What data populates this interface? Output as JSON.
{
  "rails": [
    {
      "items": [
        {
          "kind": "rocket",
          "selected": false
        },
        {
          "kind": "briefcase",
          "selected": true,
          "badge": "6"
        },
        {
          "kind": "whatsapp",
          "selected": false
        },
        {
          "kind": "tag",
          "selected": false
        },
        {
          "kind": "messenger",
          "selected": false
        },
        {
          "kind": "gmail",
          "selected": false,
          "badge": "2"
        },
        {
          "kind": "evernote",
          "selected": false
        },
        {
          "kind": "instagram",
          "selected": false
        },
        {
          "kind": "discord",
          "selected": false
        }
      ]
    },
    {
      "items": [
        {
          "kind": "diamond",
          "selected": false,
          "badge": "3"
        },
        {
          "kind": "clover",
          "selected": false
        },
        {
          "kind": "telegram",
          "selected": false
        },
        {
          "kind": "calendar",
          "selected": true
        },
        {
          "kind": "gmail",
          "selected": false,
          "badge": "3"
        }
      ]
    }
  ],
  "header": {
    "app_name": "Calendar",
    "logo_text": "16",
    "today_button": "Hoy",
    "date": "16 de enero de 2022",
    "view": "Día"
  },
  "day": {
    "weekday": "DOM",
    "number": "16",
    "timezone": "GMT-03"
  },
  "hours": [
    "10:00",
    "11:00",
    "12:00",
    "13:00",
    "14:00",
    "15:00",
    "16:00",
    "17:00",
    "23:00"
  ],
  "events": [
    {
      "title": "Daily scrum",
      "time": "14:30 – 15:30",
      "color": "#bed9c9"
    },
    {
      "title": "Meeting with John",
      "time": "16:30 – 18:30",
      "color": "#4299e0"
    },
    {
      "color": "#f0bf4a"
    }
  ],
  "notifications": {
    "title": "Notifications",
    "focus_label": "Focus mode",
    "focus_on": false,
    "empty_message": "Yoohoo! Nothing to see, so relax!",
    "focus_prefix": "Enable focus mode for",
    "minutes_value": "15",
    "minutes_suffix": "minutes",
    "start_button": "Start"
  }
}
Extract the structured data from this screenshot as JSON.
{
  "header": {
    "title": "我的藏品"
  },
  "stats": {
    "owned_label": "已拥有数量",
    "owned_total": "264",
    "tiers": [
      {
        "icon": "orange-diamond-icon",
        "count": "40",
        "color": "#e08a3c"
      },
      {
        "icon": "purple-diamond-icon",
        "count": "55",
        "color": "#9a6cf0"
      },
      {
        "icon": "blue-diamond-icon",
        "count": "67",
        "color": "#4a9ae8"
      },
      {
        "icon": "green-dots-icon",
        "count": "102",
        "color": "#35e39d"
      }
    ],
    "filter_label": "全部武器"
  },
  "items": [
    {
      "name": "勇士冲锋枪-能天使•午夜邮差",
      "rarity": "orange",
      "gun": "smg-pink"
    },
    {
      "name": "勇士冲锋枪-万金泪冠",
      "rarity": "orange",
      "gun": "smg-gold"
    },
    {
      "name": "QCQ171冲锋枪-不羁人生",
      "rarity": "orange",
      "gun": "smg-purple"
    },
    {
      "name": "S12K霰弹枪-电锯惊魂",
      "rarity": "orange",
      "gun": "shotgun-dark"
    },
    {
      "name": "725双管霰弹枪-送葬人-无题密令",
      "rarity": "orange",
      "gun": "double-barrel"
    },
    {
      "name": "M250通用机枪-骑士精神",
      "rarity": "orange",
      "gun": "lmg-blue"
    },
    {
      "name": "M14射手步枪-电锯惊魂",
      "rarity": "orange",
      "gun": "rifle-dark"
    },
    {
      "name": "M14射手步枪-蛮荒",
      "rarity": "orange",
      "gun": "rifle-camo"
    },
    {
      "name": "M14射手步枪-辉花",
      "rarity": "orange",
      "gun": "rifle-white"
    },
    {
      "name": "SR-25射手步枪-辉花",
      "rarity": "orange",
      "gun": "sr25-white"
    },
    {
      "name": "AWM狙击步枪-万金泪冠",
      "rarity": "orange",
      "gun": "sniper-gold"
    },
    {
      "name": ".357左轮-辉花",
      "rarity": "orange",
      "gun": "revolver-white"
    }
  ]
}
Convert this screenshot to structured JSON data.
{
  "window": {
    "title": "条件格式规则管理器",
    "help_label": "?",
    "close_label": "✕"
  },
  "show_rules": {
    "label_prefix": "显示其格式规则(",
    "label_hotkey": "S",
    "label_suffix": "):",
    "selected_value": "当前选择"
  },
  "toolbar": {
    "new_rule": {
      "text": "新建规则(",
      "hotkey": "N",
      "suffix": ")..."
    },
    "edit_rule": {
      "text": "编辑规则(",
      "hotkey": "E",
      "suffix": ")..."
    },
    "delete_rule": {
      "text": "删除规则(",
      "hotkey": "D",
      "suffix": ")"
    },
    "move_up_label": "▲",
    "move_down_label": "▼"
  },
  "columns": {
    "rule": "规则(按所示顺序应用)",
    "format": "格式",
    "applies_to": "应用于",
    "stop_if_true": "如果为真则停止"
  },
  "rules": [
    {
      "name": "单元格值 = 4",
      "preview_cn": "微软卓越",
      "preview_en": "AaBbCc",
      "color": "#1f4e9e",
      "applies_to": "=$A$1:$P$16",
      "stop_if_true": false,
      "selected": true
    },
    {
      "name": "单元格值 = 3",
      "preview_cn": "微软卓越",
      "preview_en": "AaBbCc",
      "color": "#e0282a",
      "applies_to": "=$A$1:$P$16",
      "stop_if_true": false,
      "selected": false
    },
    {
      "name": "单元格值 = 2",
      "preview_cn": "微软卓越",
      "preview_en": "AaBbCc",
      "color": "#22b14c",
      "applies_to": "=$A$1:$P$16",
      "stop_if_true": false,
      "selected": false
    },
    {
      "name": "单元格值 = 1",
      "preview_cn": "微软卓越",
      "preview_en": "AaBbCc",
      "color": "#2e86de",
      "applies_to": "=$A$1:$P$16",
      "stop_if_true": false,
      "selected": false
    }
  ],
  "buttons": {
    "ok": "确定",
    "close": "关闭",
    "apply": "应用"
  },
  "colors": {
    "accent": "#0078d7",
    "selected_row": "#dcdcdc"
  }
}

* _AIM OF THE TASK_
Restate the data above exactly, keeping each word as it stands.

* _REPLY_
What data populates this interface? Output as JSON.
{
  "rails": [
    {
      "items": [
        {
          "kind": "rocket",
          "selected": false
        },
        {
          "kind": "briefcase",
          "selected": true,
          "badge": "6"
        },
        {
          "kind": "whatsapp",
          "selected": false
        },
        {
          "kind": "tag",
          "selected": false
        },
        {
          "kind": "messenger",
          "selected": false
        },
        {
          "kind": "gmail",
          "selected": false,
          "badge": "2"
        },
        {
          "kind": "evernote",
          "selected": false
        },
        {
          "kind": "instagram",
          "selected": false
        },
        {
          "kind": "discord",
          "selected": false
        }
      ]
    },
    {
      "items": [
        {
          "kind": "diamond",
          "selected": false,
          "badge": "3"
        },
        {
          "kind": "clover",
          "selected": false
        },
        {
          "kind": "telegram",
          "selected": false
        },
        {
          "kind": "calendar",
          "selected": true
        },
        {
          "kind": "gmail",
          "selected": false,
          "badge": "3"
        }
      ]
    }
  ],
  "header": {
    "app_name": "Calendar",
    "logo_text": "16",
    "today_button": "Hoy",
    "date": "16 de enero de 2022",
    "view": "Día"
  },
  "day": {
    "weekday": "DOM",
    "number": "16",
    "timezone": "GMT-03"
  },
  "hours": [
    "10:00",
    "11:00",
    "12:00",
    "13:00",
    "14:00",
    "15:00",
    "16:00",
    "17:00",
    "23:00"
  ],
  "events": [
    {
      "title": "Daily scrum",
      "time": "14:30 – 15:30",
      "color": "#bed9c9"
    },
    {
      "title": "Meeting with John",
      "time": "16:30 – 18:30",
      "color": "#4299e0"
    },
    {
      "color": "#f0bf4a"
    }
  ],
  "notifications": {
    "title": "Notifications",
    "focus_label": "Focus mode",
    "focus_on": false,
    "empty_message": "Yoohoo! Nothing to see, so relax!",
    "focus_prefix": "Enable focus mode for",
    "minutes_value": "15",
    "minutes_suffix": "minutes",
    "start_button": "Start"
  }
}
Extract the structured data from this screenshot as JSON.
{
  "header": {
    "title": "我的藏品"
  },
  "stats": {
    "owned_label": "已拥有数量",
    "owned_total": "264",
    "tiers": [
      {
        "icon": "orange-diamond-icon",
        "count": "40",
        "color": "#e08a3c"
      },
      {
        "icon": "purple-diamond-icon",
        "count": "55",
        "color": "#9a6cf0"
      },
      {
        "icon": "blue-diamond-icon",
        "count": "67",
        "color": "#4a9ae8"
      },
      {
        "icon": "green-dots-icon",
        "count": "102",
        "color": "#35e39d"
      }
    ],
    "filter_label": "全部武器"
  },
  "items": [
    {
      "name": "勇士冲锋枪-能天使•午夜邮差",
      "rarity": "orange",
      "gun": "smg-pink"
    },
    {
      "name": "勇士冲锋枪-万金泪冠",
      "rarity": "orange",
      "gun": "smg-gold"
    },
    {
      "name": "QCQ171冲锋枪-不羁人生",
      "rarity": "orange",
      "gun": "smg-purple"
    },
    {
      "name": "S12K霰弹枪-电锯惊魂",
      "rarity": "orange",
      "gun": "shotgun-dark"
    },
    {
      "name": "725双管霰弹枪-送葬人-无题密令",
      "rarity": "orange",
      "gun": "double-barrel"
    },
    {
      "name": "M250通用机枪-骑士精神",
      "rarity": "orange",
      "gun": "lmg-blue"
    },
    {
      "name": "M14射手步枪-电锯惊魂",
      "rarity": "orange",
      "gun": "rifle-dark"
    },
    {
      "name": "M14射手步枪-蛮荒",
      "rarity": "orange",
      "gun": "rifle-camo"
    },
    {
      "name": "M14射手步枪-辉花",
      "rarity": "orange",
      "gun": "rifle-white"
    },
    {
      "name": "SR-25射手步枪-辉花",
      "rarity": "orange",
      "gun": "sr25-white"
    },
    {
      "name": "AWM狙击步枪-万金泪冠",
      "rarity": "orange",
      "gun": "sniper-gold"
    },
    {
      "name": ".357左轮-辉花",
      "rarity": "orange",
      "gun": "revolver-white"
    }
  ]
}
Convert this screenshot to structured JSON data.
{
  "window": {
    "title": "条件格式规则管理器",
    "help_label": "?",
    "close_label": "✕"
  },
  "show_rules": {
    "label_prefix": "显示其格式规则(",
    "label_hotkey": "S",
    "label_suffix": "):",
    "selected_value": "当前选择"
  },
  "toolbar": {
    "new_rule": {
      "text": "新建规则(",
      "hotkey": "N",
      "suffix": ")..."
    },
    "edit_rule": {
      "text": "编辑规则(",
      "hotkey": "E",
      "suffix": ")..."
    },
    "delete_rule": {
      "text": "删除规则(",
      "hotkey": "D",
      "suffix": ")"
    },
    "move_up_label": "▲",
    "move_down_label": "▼"
  },
  "columns": {
    "rule": "规则(按所示顺序应用)",
    "format": "格式",
    "applies_to": "应用于",
    "stop_if_true": "如果为真则停止"
  },
  "rules": [
    {
      "name": "单元格值 = 4",
      "preview_cn": "微软卓越",
      "preview_en": "AaBbCc",
      "color": "#1f4e9e",
      "applies_to": "=$A$1:$P$16",
      "stop_if_true": false,
      "selected": true
    },
    {
      "name": "单元格值 = 3",
      "preview_cn": "微软卓越",
      "preview_en": "AaBbCc",
      "color": "#e0282a",
      "applies_to": "=$A$1:$P$16",
      "stop_if_true": false,
      "selected": false
    },
    {
      "name": "单元格值 = 2",
      "preview_cn": "微软卓越",
      "preview_en": "AaBbCc",
      "color": "#22b14c",
      "applies_to": "=$A$1:$P$16",
      "stop_if_true": false,
      "selected": false
    },
    {
      "name": "单元格值 = 1",
      "preview_cn": "微软卓越",
      "preview_en": "AaBbCc",
      "color": "#2e86de",
      "applies_to": "=$A$1:$P$16",
      "stop_if_true": false,
      "selected": false
    }
  ],
  "buttons": {
    "ok": "确定",
    "close": "关闭",
    "apply": "应用"
  },
  "colors": {
    "accent": "#0078d7",
    "selected_row": "#dcdcdc"
  }
}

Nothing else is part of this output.